1.6.1 Introducing the Learning Journal

On this course we are encouraging you to go one step further and to write down your reflections using a reflective journal. Using a journal in this way ensures that you capture your thoughts, otherwise there is always a strong possibility that reflections are lost. Writing down your reflections also means that you can use them in Reflection 8: The Reflection Challenge (and in other challenges). Your journal will be much more useful to you if you get into the habit of using headings for all your journal entries. When your reflection is linked to an activity, we suggest that you include the activity number and name in your journal entry heading.

There are different ways to organize what you write in your journal. Figure 1.5 shows one way but you should feel free to try and work out what suits you best.

Figure 1.5 Sample of Learning Journal entries
Figure 1.5 Sample of Learning Journal entries

We encourage you to use the Learning Journal [Tip: hold Ctrl and click a link to open it in a new tab. (Hide tip)] , which you can go to now or can also be found on the Learning to Learn website. The activity that follows is an opportunity for you to make your first entry in your Learning Journal.

Activity 1.5: Reflection on Today

Timing: Allow about 10 minutes for this activity.

This activity gets you to do some reflection on when you last reflected on something. Ideally it will be some thinking you have done today. Pause for a moment and jot down something you have thought about, preferably today and ideally within the last hours or so. This should be something where you have thought about something you have done in the past which has had an impact on what you have done or plan to do. 

Before you get started you might like to have a look at the example and the section How to reflect which gives a framework which you can use for this activity.   


As an example: I have two ways I drive to work. One is on a busy motorway; the other uses quiet country lanes. I much prefer the country lanes.However, when I took this route yesterday the road was under repair, so tonight I will use the motorway.

Figure 1.6 A country lane
Figure 1.6 A country lane

How to Reflect

Reflection involves thinking and writing. These sometimes seem like quite separate processes. So when I’m writing I shopping list, I think, “What do I need to put?” and then I might remember that I only have a few slices of bread left. Then I write “Bread” at the start of my list. 

However, I find that once I start writing after reflection, I have thoughts that I didn’t expect to have. So once I start to write my shopping list, I may start thinking that I would like to buy ingredients for a meal to share. So the easy way to start to reflect is to start writing about what you have been doing. 

However, if you not quite convinced by my take on the magic of writing, then you might find a framework useful to get you going.
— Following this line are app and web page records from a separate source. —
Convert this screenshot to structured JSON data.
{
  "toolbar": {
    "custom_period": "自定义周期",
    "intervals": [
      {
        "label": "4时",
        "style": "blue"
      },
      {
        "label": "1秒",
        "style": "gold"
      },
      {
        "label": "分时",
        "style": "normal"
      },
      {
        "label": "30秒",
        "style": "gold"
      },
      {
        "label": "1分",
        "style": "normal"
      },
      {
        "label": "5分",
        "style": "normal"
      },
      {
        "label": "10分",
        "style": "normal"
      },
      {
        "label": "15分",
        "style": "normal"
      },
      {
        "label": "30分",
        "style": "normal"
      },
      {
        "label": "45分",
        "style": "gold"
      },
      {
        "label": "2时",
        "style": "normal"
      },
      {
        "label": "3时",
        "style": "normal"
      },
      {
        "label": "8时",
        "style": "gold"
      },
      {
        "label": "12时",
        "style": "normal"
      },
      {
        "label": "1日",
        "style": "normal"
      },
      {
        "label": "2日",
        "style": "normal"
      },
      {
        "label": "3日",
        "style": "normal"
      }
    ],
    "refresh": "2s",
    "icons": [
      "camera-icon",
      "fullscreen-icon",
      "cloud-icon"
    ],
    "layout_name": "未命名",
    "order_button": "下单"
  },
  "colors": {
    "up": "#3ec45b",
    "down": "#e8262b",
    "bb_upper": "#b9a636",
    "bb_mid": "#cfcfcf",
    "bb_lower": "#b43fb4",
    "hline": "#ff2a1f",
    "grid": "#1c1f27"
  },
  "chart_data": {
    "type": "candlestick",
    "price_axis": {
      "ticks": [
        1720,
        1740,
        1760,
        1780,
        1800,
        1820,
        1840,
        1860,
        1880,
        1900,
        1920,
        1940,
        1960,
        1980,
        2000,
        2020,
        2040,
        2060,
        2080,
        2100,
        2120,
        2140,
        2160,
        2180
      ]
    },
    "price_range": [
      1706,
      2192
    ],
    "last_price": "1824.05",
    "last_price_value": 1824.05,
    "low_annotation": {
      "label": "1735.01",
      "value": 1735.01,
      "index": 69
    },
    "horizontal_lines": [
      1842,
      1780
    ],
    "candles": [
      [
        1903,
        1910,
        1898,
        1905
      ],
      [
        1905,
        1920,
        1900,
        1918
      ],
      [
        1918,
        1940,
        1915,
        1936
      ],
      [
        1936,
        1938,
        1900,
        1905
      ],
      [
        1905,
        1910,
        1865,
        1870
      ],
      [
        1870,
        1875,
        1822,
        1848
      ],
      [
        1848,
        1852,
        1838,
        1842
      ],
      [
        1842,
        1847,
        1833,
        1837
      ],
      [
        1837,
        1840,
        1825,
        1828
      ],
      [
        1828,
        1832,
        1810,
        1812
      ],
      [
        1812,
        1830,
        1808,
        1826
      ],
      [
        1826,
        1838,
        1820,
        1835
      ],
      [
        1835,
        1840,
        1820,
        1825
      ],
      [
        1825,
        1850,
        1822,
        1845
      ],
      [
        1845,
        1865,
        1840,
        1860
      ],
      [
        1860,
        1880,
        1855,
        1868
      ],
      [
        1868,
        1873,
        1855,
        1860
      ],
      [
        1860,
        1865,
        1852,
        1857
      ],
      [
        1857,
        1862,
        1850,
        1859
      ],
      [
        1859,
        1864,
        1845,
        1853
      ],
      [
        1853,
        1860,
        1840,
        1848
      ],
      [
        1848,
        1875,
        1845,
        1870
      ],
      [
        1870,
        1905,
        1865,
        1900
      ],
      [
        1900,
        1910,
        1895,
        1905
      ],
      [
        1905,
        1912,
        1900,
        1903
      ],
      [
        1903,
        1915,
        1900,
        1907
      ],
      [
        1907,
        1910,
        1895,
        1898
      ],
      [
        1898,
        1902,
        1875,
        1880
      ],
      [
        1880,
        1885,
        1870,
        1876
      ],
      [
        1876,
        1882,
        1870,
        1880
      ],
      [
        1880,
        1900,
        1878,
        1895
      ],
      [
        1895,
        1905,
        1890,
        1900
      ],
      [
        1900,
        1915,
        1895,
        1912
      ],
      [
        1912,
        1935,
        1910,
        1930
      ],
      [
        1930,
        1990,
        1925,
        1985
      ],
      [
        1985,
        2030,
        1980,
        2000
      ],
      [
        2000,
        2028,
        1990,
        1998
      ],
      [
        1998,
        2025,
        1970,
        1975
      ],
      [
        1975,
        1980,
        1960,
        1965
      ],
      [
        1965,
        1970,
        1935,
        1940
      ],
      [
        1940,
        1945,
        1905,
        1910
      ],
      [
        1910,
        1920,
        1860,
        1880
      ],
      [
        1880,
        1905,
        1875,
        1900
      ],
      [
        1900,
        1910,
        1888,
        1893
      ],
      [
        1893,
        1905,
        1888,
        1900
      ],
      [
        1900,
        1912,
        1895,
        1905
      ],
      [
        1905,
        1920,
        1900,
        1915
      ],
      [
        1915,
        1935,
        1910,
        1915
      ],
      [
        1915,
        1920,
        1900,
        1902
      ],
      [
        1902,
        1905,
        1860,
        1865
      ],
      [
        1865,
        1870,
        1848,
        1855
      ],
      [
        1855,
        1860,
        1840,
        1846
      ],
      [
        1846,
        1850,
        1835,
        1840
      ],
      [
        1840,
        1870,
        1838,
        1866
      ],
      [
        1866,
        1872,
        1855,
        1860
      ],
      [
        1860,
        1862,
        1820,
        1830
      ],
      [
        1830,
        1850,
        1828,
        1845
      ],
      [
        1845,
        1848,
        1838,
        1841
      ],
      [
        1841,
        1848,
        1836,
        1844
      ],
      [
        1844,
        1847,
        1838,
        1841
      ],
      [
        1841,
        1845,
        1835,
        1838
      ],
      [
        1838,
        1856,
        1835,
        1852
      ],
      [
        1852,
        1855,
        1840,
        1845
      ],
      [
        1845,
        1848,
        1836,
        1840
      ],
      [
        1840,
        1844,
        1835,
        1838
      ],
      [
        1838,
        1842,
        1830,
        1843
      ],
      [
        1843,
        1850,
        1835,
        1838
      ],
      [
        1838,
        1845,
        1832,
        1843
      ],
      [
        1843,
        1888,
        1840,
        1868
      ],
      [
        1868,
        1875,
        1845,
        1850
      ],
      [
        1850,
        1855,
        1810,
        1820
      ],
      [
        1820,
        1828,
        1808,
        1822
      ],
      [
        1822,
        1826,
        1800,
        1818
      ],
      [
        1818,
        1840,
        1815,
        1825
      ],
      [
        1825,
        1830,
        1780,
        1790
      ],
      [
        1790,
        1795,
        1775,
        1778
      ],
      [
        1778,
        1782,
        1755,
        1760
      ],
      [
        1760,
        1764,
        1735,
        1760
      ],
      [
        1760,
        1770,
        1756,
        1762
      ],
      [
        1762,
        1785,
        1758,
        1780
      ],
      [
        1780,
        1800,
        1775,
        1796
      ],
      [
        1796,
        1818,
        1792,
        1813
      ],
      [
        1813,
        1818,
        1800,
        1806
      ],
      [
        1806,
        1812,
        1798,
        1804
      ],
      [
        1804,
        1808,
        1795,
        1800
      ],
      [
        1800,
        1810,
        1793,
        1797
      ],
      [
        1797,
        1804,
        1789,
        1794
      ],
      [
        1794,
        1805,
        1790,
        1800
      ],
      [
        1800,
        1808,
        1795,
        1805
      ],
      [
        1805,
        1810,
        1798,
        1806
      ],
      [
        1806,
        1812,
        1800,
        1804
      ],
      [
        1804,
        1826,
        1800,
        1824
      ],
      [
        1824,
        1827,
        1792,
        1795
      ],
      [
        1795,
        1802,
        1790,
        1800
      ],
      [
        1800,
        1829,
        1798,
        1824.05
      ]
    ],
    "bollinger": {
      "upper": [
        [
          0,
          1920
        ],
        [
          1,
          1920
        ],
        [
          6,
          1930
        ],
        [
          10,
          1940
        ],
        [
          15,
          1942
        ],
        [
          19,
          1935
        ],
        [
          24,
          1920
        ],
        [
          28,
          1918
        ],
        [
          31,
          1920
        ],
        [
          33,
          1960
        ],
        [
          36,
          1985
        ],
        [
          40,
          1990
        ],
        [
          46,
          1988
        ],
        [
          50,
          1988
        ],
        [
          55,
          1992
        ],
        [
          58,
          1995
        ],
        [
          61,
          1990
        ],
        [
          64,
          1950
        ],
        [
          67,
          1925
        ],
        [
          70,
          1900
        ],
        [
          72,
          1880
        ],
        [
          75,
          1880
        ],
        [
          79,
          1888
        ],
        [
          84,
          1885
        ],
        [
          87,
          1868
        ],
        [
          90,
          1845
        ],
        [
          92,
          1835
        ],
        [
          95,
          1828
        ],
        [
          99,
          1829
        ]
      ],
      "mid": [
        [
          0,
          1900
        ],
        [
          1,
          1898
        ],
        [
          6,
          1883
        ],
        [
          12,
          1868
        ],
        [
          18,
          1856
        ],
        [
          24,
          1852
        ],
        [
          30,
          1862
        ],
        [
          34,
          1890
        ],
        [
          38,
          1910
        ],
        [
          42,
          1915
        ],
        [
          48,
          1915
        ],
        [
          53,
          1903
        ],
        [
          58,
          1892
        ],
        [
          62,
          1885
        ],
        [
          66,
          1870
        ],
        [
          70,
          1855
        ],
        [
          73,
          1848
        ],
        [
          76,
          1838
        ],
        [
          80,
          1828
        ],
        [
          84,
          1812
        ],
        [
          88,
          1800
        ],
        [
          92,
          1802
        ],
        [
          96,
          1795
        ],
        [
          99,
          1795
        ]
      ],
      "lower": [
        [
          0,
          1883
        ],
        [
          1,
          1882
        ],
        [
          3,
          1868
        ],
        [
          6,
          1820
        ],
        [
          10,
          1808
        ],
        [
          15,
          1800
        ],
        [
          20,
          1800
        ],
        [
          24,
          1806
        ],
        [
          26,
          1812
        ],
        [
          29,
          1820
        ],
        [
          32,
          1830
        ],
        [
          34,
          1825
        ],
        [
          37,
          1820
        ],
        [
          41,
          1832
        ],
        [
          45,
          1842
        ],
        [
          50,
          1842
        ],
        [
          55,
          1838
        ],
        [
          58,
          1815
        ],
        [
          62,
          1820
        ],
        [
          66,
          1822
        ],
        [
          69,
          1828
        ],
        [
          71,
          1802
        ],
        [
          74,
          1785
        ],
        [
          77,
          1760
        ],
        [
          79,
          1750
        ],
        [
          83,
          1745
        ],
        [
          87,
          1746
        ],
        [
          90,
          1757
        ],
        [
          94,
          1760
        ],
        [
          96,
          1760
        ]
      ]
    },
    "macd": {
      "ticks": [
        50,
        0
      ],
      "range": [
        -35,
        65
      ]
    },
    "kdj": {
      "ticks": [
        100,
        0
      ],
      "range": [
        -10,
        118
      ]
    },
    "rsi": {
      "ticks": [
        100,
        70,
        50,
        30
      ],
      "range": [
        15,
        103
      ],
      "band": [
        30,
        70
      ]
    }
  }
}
This framework assumes that you are going to start with an actual experience and means that you need to start with an accurate re-telling of that experience. The framework is built on four questions.

  1. Who was there, who was most involved, and who was least involved? Who said what and who listened?
  2. What was the sequence of events?
  3. Where did this happen?
  4. When did things happen? 

Once you have written about these you can then add another question: “What have I learned from this?” If you are feeling adventurous, there is a final question you might try: “What will I do in future as a result?”

Keeping a Learning Journal for the duration of the course will allow you to review your entries on a regular basis—perhaps once a month. This can help you to recognize:

  • Your progress, as you see that there are things that you used to find difficult but can now do relatively easily.
  • Recurring themes in your thoughts and actions that indicate potential areas to work on in the future

1.6 Learning Through Reflection

1.7 Learning Through Challenges